Echocardiography, also known as an echocardiogram and echo test, is a painless test that uses sound waves, ultrasound, to produce images of your heart—showing its size, structure and motion. It provides valuable information about your heart health and can determine the presence of many types of heart disease. An echocardiography is often combined with a Doppler ultrasound which is able to capture images of how blood moves through your heart. This helps to determine how the blood is flowing between the chambers and valves of the heart. Echocardiography helps to detect heart valve disease, heart failure, and congenital heart disease.
Types of Echocardiography
- Transthoracic Echocardiography (TTE)
During a transthoracic echocardiogram, also called a cardiac ultrasound, the transducer is placed on the chest wall or thorax to capture images of the heart.
- Transesophageal Echocardiography (TEE)

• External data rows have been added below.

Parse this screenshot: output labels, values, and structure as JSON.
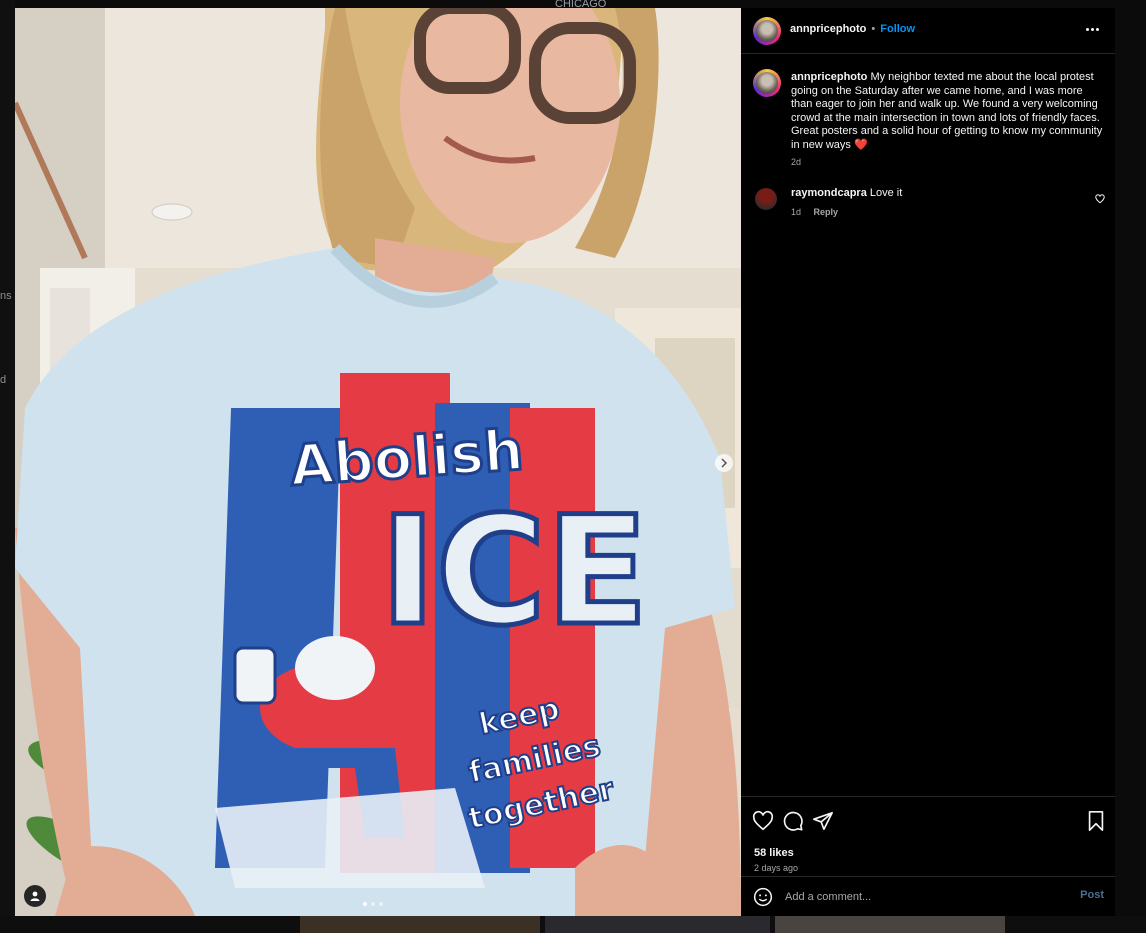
{
  "background": {
    "top_text": "CHICAGO",
    "left_fragments": [
      "ns",
      "d"
    ]
  },
  "post": {
    "username": "annpricephoto",
    "follow_label": "Follow",
    "separator": "•",
    "caption": "My neighbor texted me about the local protest going on the Saturday after we came home, and I was more than eager to join her and walk up. We found a very welcoming crowd at the main intersection in town and lots of friendly faces. Great posters and a solid hour of getting to know my community in new ways ❤️",
    "caption_age": "2d",
    "image": {
      "shirt_text_1": "Abolish",
      "shirt_text_2": "ICE",
      "shirt_text_3": "keep",
      "shirt_text_4": "families",
      "shirt_text_5": "together",
      "carousel_dots": 3,
      "active_dot": 1
    },
    "comments": [
      {
        "username": "raymondcapra",
        "text": "Love it",
        "age": "1d",
        "reply_label": "Reply"
      }
    ],
    "likes": "58 likes",
    "posted": "2 days ago",
    "add_comment_placeholder": "Add a comment...",
    "post_label": "Post"
  },
  "icons": [
    "more-icon",
    "next-icon",
    "tag-user-icon",
    "heart-icon",
    "comment-icon",
    "share-icon",
    "bookmark-icon",
    "emoji-icon"
  ],
  "colors": {
    "follow": "#0095f6",
    "post_disabled": "#4b6e8f",
    "panel_bg": "#000000",
    "divider": "#262626"
  }
}
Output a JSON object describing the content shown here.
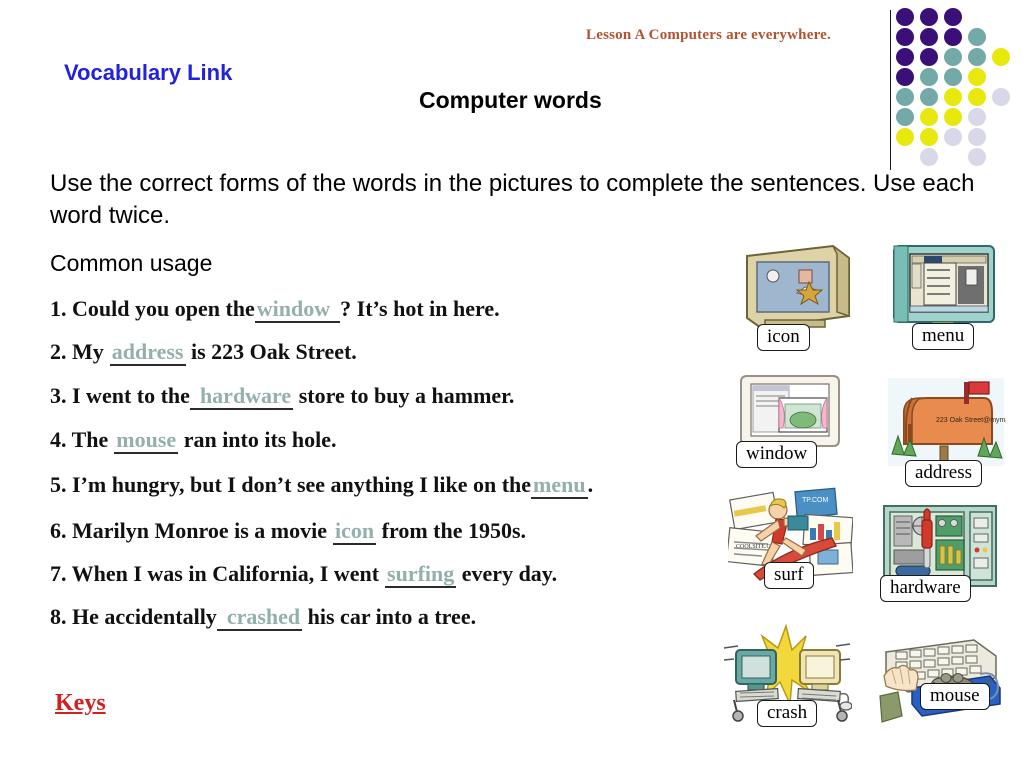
{
  "header": {
    "lesson": "Lesson A  Computers are everywhere.",
    "vocabulary_link": "Vocabulary Link",
    "section_title": "Computer words"
  },
  "instructions": "Use the correct forms of the words in the pictures to complete the sentences. Use each word twice.",
  "common_usage_label": "Common usage",
  "keys_label": "Keys",
  "sentences": [
    {
      "number": "1.",
      "before": "Could you open the",
      "answer": "window",
      "after": "? It’s hot in here."
    },
    {
      "number": "2.",
      "before": "My",
      "answer": "address",
      "after": "is 223 Oak Street."
    },
    {
      "number": "3.",
      "before": "I went to the",
      "answer": "hardware",
      "after": "store to buy a hammer."
    },
    {
      "number": "4.",
      "before": "The",
      "answer": "mouse",
      "after": "ran into its hole."
    },
    {
      "number": "5.",
      "before": "I’m hungry, but I don’t see anything I like on the",
      "answer": "menu",
      "after": "."
    },
    {
      "number": "6.",
      "before": "Marilyn Monroe is a movie",
      "answer": "icon",
      "after": "from the 1950s."
    },
    {
      "number": "7.",
      "before": "When I was in California, I went",
      "answer": "surfing",
      "after": "every day."
    },
    {
      "number": "8.",
      "before": "He accidentally",
      "answer": "crashed",
      "after": "his car into a tree."
    }
  ],
  "pictures": [
    {
      "label": "icon",
      "art": "monitor-icons"
    },
    {
      "label": "menu",
      "art": "monitor-menu"
    },
    {
      "label": "window",
      "art": "monitor-window"
    },
    {
      "label": "address",
      "art": "mailbox"
    },
    {
      "label": "surf",
      "art": "surfer"
    },
    {
      "label": "hardware",
      "art": "open-computer-case"
    },
    {
      "label": "crash",
      "art": "colliding-computers"
    },
    {
      "label": "mouse",
      "art": "mouse-on-mousepad"
    }
  ],
  "decoration": {
    "dot_colors": {
      "purple": "#3a1078",
      "teal": "#73aaa8",
      "yellow": "#e8e80f",
      "lavender": "#d8d8e8"
    },
    "dot_grid": [
      [
        "purple",
        "purple",
        "purple",
        "",
        ""
      ],
      [
        "purple",
        "purple",
        "purple",
        "teal",
        ""
      ],
      [
        "purple",
        "purple",
        "teal",
        "teal",
        "yellow"
      ],
      [
        "purple",
        "teal",
        "teal",
        "yellow",
        ""
      ],
      [
        "teal",
        "teal",
        "yellow",
        "yellow",
        "lavender"
      ],
      [
        "teal",
        "yellow",
        "yellow",
        "lavender",
        ""
      ],
      [
        "yellow",
        "yellow",
        "lavender",
        "lavender",
        ""
      ],
      [
        "",
        "lavender",
        "",
        "lavender",
        ""
      ]
    ]
  },
  "colors": {
    "lesson_red": "#b4522f",
    "vocab_blue": "#2222dd",
    "answer_teal": "#93b0ac",
    "keys_red": "#d31f1f"
  }
}
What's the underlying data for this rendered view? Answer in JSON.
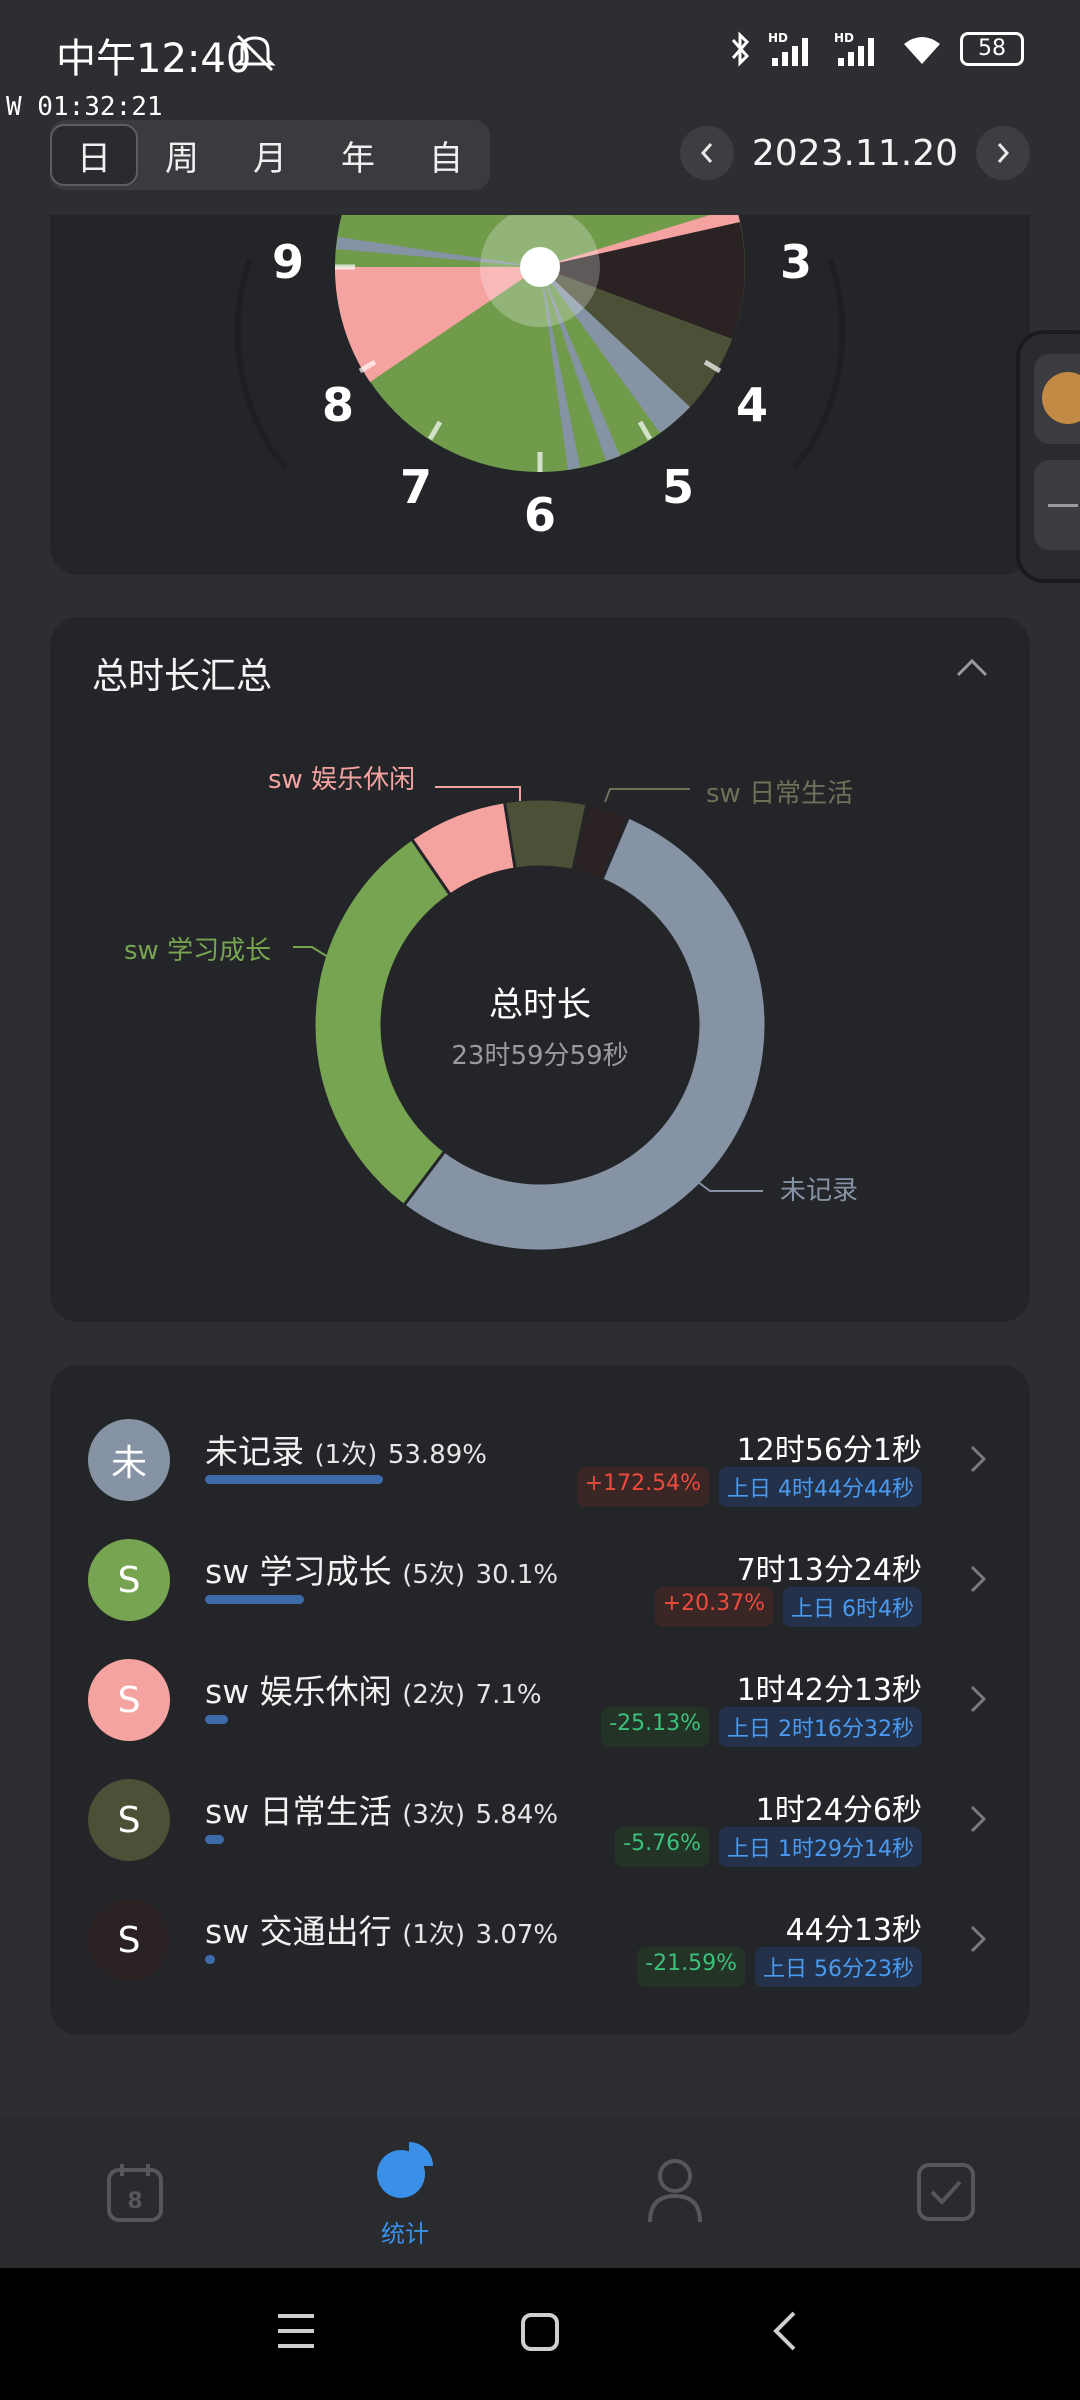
{
  "status_bar": {
    "time": "中午12:40",
    "battery": "58",
    "icons": [
      "mute-icon",
      "bluetooth-icon",
      "signal-hd-icon",
      "signal-hd-icon",
      "wifi-icon",
      "battery-icon"
    ]
  },
  "debug_timer": "W 01:32:21",
  "period_tabs": [
    {
      "label": "日",
      "active": true
    },
    {
      "label": "周",
      "active": false
    },
    {
      "label": "月",
      "active": false
    },
    {
      "label": "年",
      "active": false
    },
    {
      "label": "自",
      "active": false
    }
  ],
  "date_nav": {
    "date": "2023.11.20"
  },
  "clock": {
    "labels": [
      "9",
      "3",
      "8",
      "4",
      "7",
      "5",
      "6"
    ]
  },
  "summary": {
    "title": "总时长汇总",
    "center_label": "总时长",
    "center_value": "23时59分59秒",
    "labels": {
      "entertainment": "sw 娱乐休闲",
      "daily": "sw 日常生活",
      "study": "sw 学习成长",
      "unrecorded": "未记录"
    }
  },
  "chart_data": {
    "type": "pie",
    "title": "总时长汇总",
    "center_label": "总时长",
    "center_value": "23时59分59秒",
    "slices": [
      {
        "name": "未记录",
        "value": 53.89,
        "color": "#8593a4"
      },
      {
        "name": "sw 学习成长",
        "value": 30.1,
        "color": "#76a451"
      },
      {
        "name": "sw 娱乐休闲",
        "value": 7.1,
        "color": "#f5a3a0"
      },
      {
        "name": "sw 日常生活",
        "value": 5.84,
        "color": "#4b5036"
      },
      {
        "name": "sw 交通出行",
        "value": 3.07,
        "color": "#2b2223"
      }
    ]
  },
  "categories": [
    {
      "avatar": "未",
      "name": "未记录",
      "count": "(1次)",
      "percent": "53.89%",
      "duration": "12时56分1秒",
      "change": "+172.54%",
      "trend": "up",
      "prev": "上日 4时44分44秒",
      "color": "#8593a4",
      "share": 0.5389
    },
    {
      "avatar": "S",
      "name": "sw 学习成长",
      "count": "(5次)",
      "percent": "30.1%",
      "duration": "7时13分24秒",
      "change": "+20.37%",
      "trend": "up",
      "prev": "上日 6时4秒",
      "color": "#76a451",
      "share": 0.301
    },
    {
      "avatar": "S",
      "name": "sw 娱乐休闲",
      "count": "(2次)",
      "percent": "7.1%",
      "duration": "1时42分13秒",
      "change": "-25.13%",
      "trend": "down",
      "prev": "上日 2时16分32秒",
      "color": "#f5a3a0",
      "share": 0.071
    },
    {
      "avatar": "S",
      "name": "sw 日常生活",
      "count": "(3次)",
      "percent": "5.84%",
      "duration": "1时24分6秒",
      "change": "-5.76%",
      "trend": "down",
      "prev": "上日 1时29分14秒",
      "color": "#4b5036",
      "share": 0.0584
    },
    {
      "avatar": "S",
      "name": "sw 交通出行",
      "count": "(1次)",
      "percent": "3.07%",
      "duration": "44分13秒",
      "change": "-21.59%",
      "trend": "down",
      "prev": "上日 56分23秒",
      "color": "#2b2223",
      "share": 0.0307
    }
  ],
  "bottom_nav": {
    "items": [
      {
        "icon": "calendar-icon",
        "label": ""
      },
      {
        "icon": "pie-chart-icon",
        "label": "统计",
        "active": true
      },
      {
        "icon": "person-icon",
        "label": ""
      },
      {
        "icon": "checkbox-icon",
        "label": ""
      }
    ]
  },
  "system_nav": [
    "menu-icon",
    "home-icon",
    "back-icon"
  ]
}
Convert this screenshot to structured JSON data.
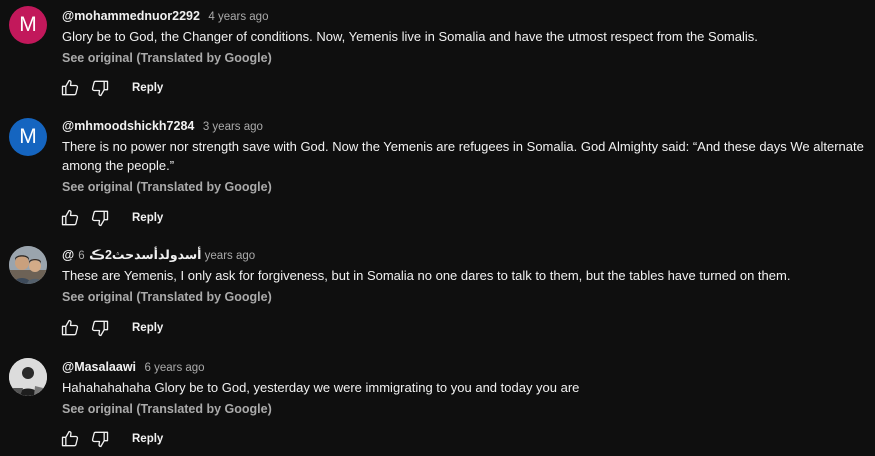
{
  "colors": {
    "background": "#0f0f0f",
    "avatar_1": "#c2185b",
    "avatar_2": "#1565c0"
  },
  "comments": [
    {
      "avatar_letter": "M",
      "handle": "@mohammednuor2292",
      "time": "4 years ago",
      "text": "Glory be to God, the Changer of conditions. Now, Yemenis live in Somalia and have the utmost respect from the Somalis.",
      "see_original": "See original (Translated by Google)",
      "reply_label": "Reply"
    },
    {
      "avatar_letter": "M",
      "handle": "@mhmoodshickh7284",
      "time": "3 years ago",
      "text": "There is no power nor strength save with God. Now the Yemenis are refugees in Somalia. God Almighty said: “And these days We alternate among the people.”",
      "see_original": "See original (Translated by Google)",
      "reply_label": "Reply"
    },
    {
      "avatar_letter": "",
      "handle": "@أسدولدأسدحث2ڪ",
      "time": "6 years ago",
      "text": "These are Yemenis, I only ask for forgiveness, but in Somalia no one dares to talk to them, but the tables have turned on them.",
      "see_original": "See original (Translated by Google)",
      "reply_label": "Reply"
    },
    {
      "avatar_letter": "",
      "handle": "@Masalaawi",
      "time": "6 years ago",
      "text": "Hahahahahaha Glory be to God, yesterday we were immigrating to you and today you are",
      "see_original": "See original (Translated by Google)",
      "reply_label": "Reply"
    }
  ]
}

When transthoracic echocardiograph (TTE) images are not clear enough to be read, a transesophageal echocardiogram (TEE) may be performed . A transducer is placed down the throat to capture images of the heart from the esophagus.
- Fetal Echocardiography
An echocardiogram that is performed during pregnancy to examine the heart of the fetus is called a fetal echocardiogram. A transducer is placed on the mother's abdomen to capture images of the baby's heart. A fetal echocardiograph can help detect congenital heart abnormalities before birth.
How Echocardiography Is Performed
During an echocardiogram, a special jelly is placed on the body area that is being examined, while a wand-like device called a transducer is passed over the skin. Ultra-high-frequency sound waves capture images of your heart and valves to be seen on screen, recorded as a video or printed as a photo. This painless test lasts about 15–20 minutes.